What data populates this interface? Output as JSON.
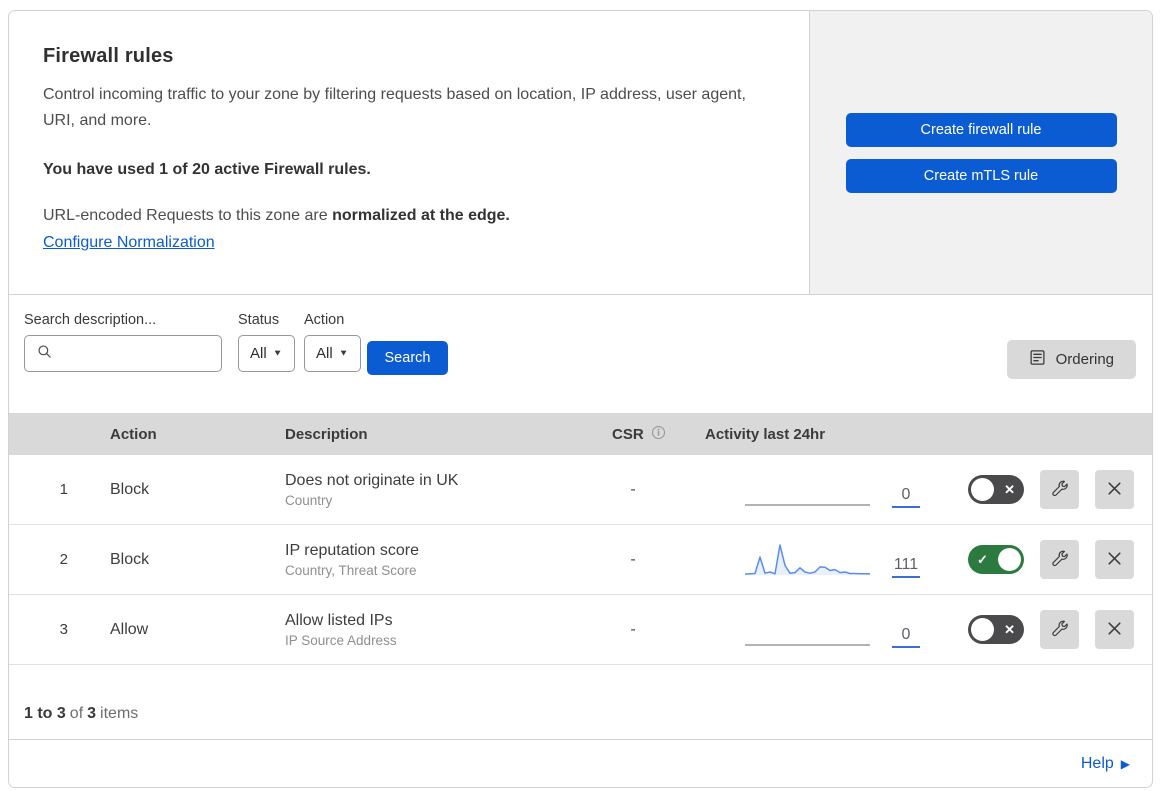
{
  "header": {
    "title": "Firewall rules",
    "description": "Control incoming traffic to your zone by filtering requests based on location, IP address, user agent, URI, and more.",
    "usage": "You have used 1 of 20 active Firewall rules.",
    "normalization_text": "URL-encoded Requests to this zone are ",
    "normalization_bold": "normalized at the edge.",
    "normalization_link": "Configure Normalization",
    "create_firewall_button": "Create firewall rule",
    "create_mtls_button": "Create mTLS rule"
  },
  "filters": {
    "search_label": "Search description...",
    "status_label": "Status",
    "status_value": "All",
    "action_label": "Action",
    "action_value": "All",
    "search_button": "Search",
    "ordering_button": "Ordering"
  },
  "table": {
    "columns": {
      "action": "Action",
      "description": "Description",
      "csr": "CSR",
      "activity": "Activity last 24hr"
    },
    "rows": [
      {
        "priority": "1",
        "action": "Block",
        "description": "Does not originate in UK",
        "fields": "Country",
        "csr": "-",
        "activity_count": "0",
        "enabled": false,
        "sparkline": [
          0,
          0,
          0,
          0,
          0,
          0,
          0,
          0,
          0,
          0,
          0,
          0,
          0,
          0,
          0,
          0,
          0,
          0,
          0,
          0,
          0,
          0,
          0,
          0,
          0,
          0
        ]
      },
      {
        "priority": "2",
        "action": "Block",
        "description": "IP reputation score",
        "fields": "Country, Threat Score",
        "csr": "-",
        "activity_count": "111",
        "enabled": true,
        "sparkline": [
          3,
          4,
          5,
          60,
          6,
          10,
          4,
          100,
          32,
          6,
          8,
          24,
          10,
          6,
          10,
          27,
          26,
          15,
          18,
          8,
          10,
          5,
          5,
          4,
          4,
          4
        ]
      },
      {
        "priority": "3",
        "action": "Allow",
        "description": "Allow listed IPs",
        "fields": "IP Source Address",
        "csr": "-",
        "activity_count": "0",
        "enabled": false,
        "sparkline": [
          0,
          0,
          0,
          0,
          0,
          0,
          0,
          0,
          0,
          0,
          0,
          0,
          0,
          0,
          0,
          0,
          0,
          0,
          0,
          0,
          0,
          0,
          0,
          0,
          0,
          0
        ]
      }
    ]
  },
  "footer": {
    "range": "1 to 3",
    "of": "of",
    "total": "3",
    "items": "items",
    "help": "Help"
  },
  "icons": {
    "dropdown_caret": "▼",
    "toggle_on": "✓",
    "toggle_off": "✕",
    "help_arrow": "▶"
  },
  "colors": {
    "accent_blue": "#0b5bd3",
    "toggle_on_green": "#2b7a40",
    "toggle_off_gray": "#4a4a4c",
    "table_header_gray": "#d9d9d9",
    "panel_gray": "#f1f1f1",
    "sparkline": "#5b8def",
    "sparkline_flat": "#9a9a9a",
    "sparkline_fill": "rgba(91,141,239,0.14)"
  }
}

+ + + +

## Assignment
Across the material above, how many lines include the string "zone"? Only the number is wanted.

## Exercise result
2